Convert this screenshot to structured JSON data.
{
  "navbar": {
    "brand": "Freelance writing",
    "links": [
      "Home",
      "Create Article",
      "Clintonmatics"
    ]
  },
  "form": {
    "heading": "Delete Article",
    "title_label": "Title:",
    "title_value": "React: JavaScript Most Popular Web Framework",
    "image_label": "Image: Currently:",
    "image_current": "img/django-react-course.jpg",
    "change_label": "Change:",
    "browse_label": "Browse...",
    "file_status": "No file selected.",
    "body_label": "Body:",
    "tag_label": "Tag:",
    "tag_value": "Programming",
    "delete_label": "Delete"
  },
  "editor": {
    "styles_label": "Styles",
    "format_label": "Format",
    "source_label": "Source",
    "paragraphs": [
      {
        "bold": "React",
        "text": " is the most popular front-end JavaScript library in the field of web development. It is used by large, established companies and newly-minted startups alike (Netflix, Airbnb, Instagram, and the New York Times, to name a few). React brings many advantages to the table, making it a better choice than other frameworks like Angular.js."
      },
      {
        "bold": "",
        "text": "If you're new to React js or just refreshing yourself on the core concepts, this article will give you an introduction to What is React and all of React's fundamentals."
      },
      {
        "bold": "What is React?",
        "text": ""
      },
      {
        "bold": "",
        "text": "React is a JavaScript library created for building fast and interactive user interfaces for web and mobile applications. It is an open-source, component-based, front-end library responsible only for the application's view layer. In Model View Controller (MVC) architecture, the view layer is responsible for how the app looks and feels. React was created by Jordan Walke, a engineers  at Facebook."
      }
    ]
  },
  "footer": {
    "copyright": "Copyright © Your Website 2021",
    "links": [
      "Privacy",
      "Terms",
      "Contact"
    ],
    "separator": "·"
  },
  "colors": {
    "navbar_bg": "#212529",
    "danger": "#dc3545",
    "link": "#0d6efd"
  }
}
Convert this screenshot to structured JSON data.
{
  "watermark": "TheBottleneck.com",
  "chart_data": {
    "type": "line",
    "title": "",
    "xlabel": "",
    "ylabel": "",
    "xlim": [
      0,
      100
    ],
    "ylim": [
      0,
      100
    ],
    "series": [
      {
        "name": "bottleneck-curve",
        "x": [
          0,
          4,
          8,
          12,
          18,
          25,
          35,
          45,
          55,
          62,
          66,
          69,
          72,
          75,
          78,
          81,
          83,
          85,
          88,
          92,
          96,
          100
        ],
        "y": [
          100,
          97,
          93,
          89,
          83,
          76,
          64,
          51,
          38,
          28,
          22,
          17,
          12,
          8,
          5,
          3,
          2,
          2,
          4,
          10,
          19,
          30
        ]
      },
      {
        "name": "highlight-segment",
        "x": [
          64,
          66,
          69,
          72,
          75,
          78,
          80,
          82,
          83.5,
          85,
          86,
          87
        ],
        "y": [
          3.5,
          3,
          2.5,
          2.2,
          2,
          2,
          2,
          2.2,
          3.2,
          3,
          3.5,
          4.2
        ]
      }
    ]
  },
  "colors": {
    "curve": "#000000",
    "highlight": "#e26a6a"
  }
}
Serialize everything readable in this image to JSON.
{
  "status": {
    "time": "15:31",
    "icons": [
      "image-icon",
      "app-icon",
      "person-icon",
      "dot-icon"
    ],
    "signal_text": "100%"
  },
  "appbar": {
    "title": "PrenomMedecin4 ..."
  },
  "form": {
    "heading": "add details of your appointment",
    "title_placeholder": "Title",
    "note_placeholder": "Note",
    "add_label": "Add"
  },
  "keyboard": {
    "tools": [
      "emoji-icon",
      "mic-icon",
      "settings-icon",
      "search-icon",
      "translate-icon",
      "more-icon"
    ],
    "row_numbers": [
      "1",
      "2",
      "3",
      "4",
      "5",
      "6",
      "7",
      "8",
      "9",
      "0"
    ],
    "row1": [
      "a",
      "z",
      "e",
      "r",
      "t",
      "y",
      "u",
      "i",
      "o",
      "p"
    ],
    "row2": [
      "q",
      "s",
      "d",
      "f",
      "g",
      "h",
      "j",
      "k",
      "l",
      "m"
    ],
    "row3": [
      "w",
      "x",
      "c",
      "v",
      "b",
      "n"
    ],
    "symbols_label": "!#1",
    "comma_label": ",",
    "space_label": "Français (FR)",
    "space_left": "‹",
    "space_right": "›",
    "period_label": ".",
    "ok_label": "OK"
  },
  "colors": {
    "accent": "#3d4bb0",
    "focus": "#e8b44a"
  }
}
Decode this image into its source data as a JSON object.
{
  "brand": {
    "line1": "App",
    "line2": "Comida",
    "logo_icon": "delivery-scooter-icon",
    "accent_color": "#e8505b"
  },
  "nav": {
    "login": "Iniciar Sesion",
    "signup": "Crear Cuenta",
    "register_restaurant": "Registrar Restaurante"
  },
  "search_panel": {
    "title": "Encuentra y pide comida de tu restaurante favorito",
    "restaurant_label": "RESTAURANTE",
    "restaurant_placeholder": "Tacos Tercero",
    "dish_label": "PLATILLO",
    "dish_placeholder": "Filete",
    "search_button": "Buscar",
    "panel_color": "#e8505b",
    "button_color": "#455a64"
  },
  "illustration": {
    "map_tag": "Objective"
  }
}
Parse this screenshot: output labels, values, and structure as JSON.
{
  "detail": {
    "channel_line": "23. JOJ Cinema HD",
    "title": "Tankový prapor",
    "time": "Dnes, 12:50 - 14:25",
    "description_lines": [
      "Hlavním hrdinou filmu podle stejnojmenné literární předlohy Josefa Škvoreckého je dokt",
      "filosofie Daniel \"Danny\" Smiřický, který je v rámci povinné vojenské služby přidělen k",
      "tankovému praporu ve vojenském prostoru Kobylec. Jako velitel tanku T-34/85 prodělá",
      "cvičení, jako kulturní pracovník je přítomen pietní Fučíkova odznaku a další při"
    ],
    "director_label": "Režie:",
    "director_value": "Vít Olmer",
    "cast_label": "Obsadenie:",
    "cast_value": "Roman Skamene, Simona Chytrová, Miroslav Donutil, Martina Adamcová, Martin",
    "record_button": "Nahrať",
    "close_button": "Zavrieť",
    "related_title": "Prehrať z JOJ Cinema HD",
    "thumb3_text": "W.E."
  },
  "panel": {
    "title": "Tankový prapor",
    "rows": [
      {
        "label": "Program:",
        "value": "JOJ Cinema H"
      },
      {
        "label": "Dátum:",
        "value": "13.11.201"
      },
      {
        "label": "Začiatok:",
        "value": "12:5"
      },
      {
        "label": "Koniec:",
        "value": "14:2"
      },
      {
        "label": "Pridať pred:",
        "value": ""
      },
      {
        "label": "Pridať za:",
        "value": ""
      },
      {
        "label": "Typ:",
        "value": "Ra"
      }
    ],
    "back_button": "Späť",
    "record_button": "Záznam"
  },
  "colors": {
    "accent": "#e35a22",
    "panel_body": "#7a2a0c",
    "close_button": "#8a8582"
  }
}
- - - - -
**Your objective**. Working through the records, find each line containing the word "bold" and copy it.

**Task solution**.
        "bold": "React",
        "bold": "",
        "bold": "What is React?",
        "bold": "",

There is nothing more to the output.